__WHAT YOU WILL DO__. Scan the entries below for the string "Microsoft" and copy every line where it turns up.

BEGIN EXERCISE INPUTS

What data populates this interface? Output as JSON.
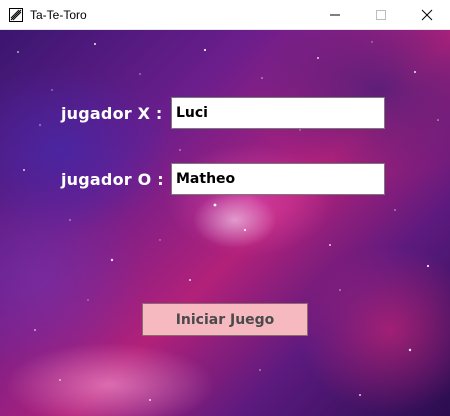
{
  "window": {
    "title": "Ta-Te-Toro",
    "icon": "app-icon",
    "controls": {
      "minimize_icon": "minimize-icon",
      "maximize_icon": "maximize-icon",
      "close_icon": "close-icon"
    }
  },
  "form": {
    "player_x": {
      "label": "jugador X :",
      "value": "Luci"
    },
    "player_o": {
      "label": "jugador O :",
      "value": "Matheo"
    },
    "start_button": {
      "label": "Iniciar Juego"
    }
  },
  "colors": {
    "button_background": "#f7b9c0",
    "label_text": "#ffffff",
    "field_background": "#ffffff"
  }
}
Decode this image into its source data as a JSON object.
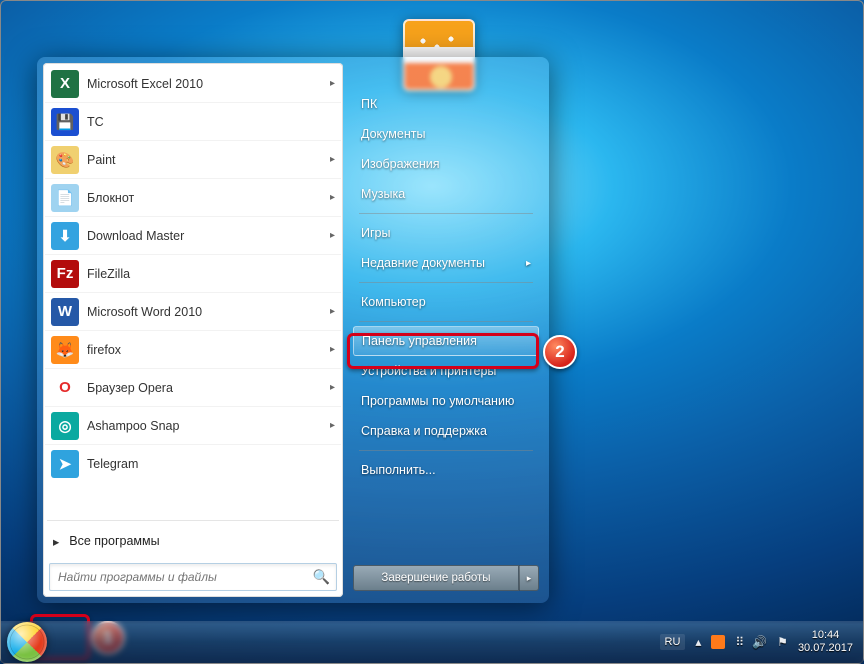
{
  "start_menu": {
    "apps": [
      {
        "label": "Microsoft Excel 2010",
        "has_submenu": true,
        "icon": "excel"
      },
      {
        "label": "TC",
        "has_submenu": false,
        "icon": "tc"
      },
      {
        "label": "Paint",
        "has_submenu": true,
        "icon": "paint"
      },
      {
        "label": "Блокнот",
        "has_submenu": true,
        "icon": "notepad"
      },
      {
        "label": "Download Master",
        "has_submenu": true,
        "icon": "dm"
      },
      {
        "label": "FileZilla",
        "has_submenu": false,
        "icon": "filezilla"
      },
      {
        "label": "Microsoft Word 2010",
        "has_submenu": true,
        "icon": "word"
      },
      {
        "label": "firefox",
        "has_submenu": true,
        "icon": "firefox"
      },
      {
        "label": "Браузер Opera",
        "has_submenu": true,
        "icon": "opera"
      },
      {
        "label": "Ashampoo Snap",
        "has_submenu": true,
        "icon": "snap"
      },
      {
        "label": "Telegram",
        "has_submenu": false,
        "icon": "telegram"
      }
    ],
    "all_programs": "Все программы",
    "search_placeholder": "Найти программы и файлы",
    "right_groups": [
      [
        "ПК",
        "Документы",
        "Изображения",
        "Музыка"
      ],
      [
        "Игры",
        "Недавние документы"
      ],
      [
        "Компьютер"
      ],
      [
        "Панель управления",
        "Устройства и принтеры",
        "Программы по умолчанию",
        "Справка и поддержка"
      ],
      [
        "Выполнить..."
      ]
    ],
    "right_submenu_items": [
      "Недавние документы"
    ],
    "highlighted_right_item": "Панель управления",
    "shutdown_label": "Завершение работы"
  },
  "callouts": {
    "badge1": "1",
    "badge2": "2"
  },
  "taskbar": {
    "language": "RU",
    "time": "10:44",
    "date": "30.07.2017"
  },
  "icon_styles": {
    "excel": {
      "bg": "#1f7244",
      "glyph": "X"
    },
    "tc": {
      "bg": "#1b4fd1",
      "glyph": "💾"
    },
    "paint": {
      "bg": "#f0d070",
      "glyph": "🎨"
    },
    "notepad": {
      "bg": "#9fd3f0",
      "glyph": "📄"
    },
    "dm": {
      "bg": "#34a3e0",
      "glyph": "⬇"
    },
    "filezilla": {
      "bg": "#b30c0c",
      "glyph": "Fz"
    },
    "word": {
      "bg": "#2558a7",
      "glyph": "W"
    },
    "firefox": {
      "bg": "#ff8b1a",
      "glyph": "🦊"
    },
    "opera": {
      "bg": "#ffffff",
      "glyph": "O",
      "fg": "#e52a2a"
    },
    "snap": {
      "bg": "#0aa9a0",
      "glyph": "◎"
    },
    "telegram": {
      "bg": "#2fa3de",
      "glyph": "➤"
    }
  }
}
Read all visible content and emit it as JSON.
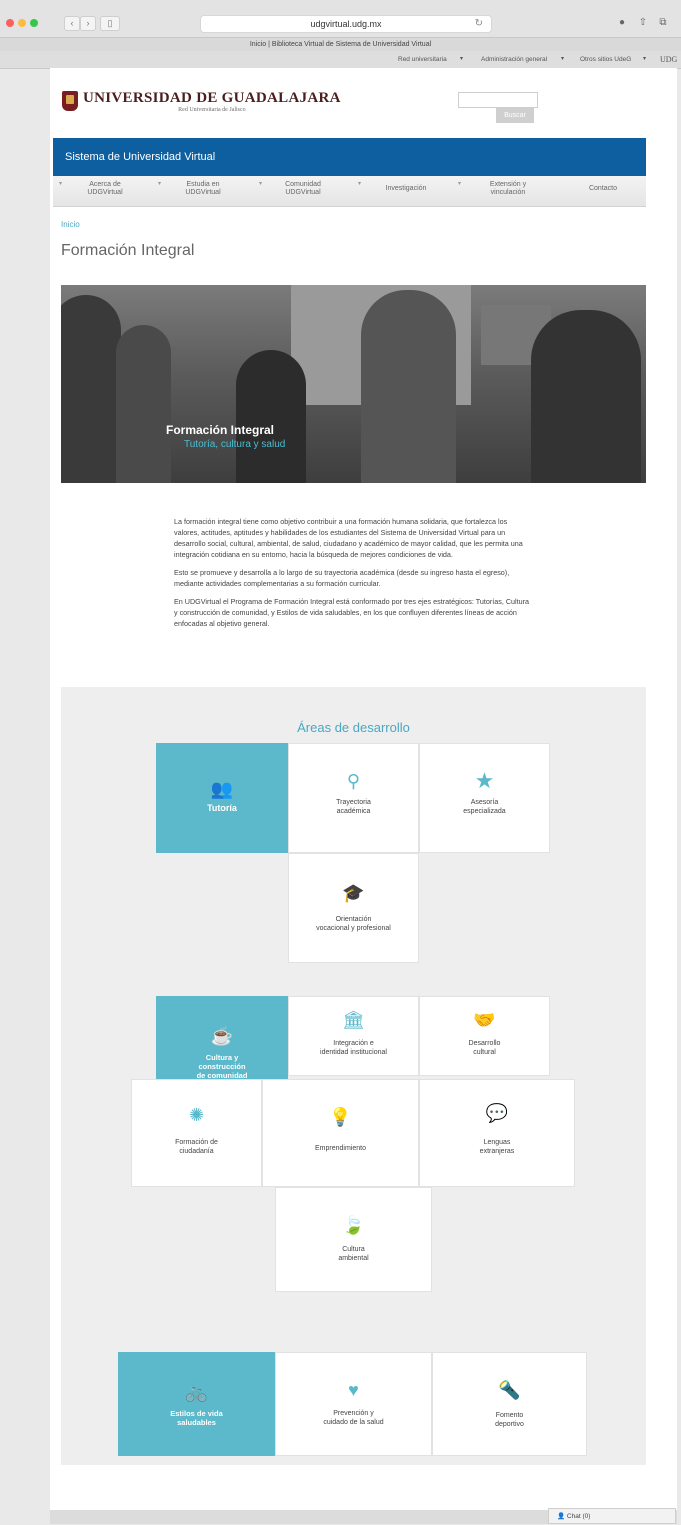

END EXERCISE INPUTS

__OUTPUT BELOW__.
        "label": "Microsoft Excel 2010",
        "label": "Microsoft Word 2010",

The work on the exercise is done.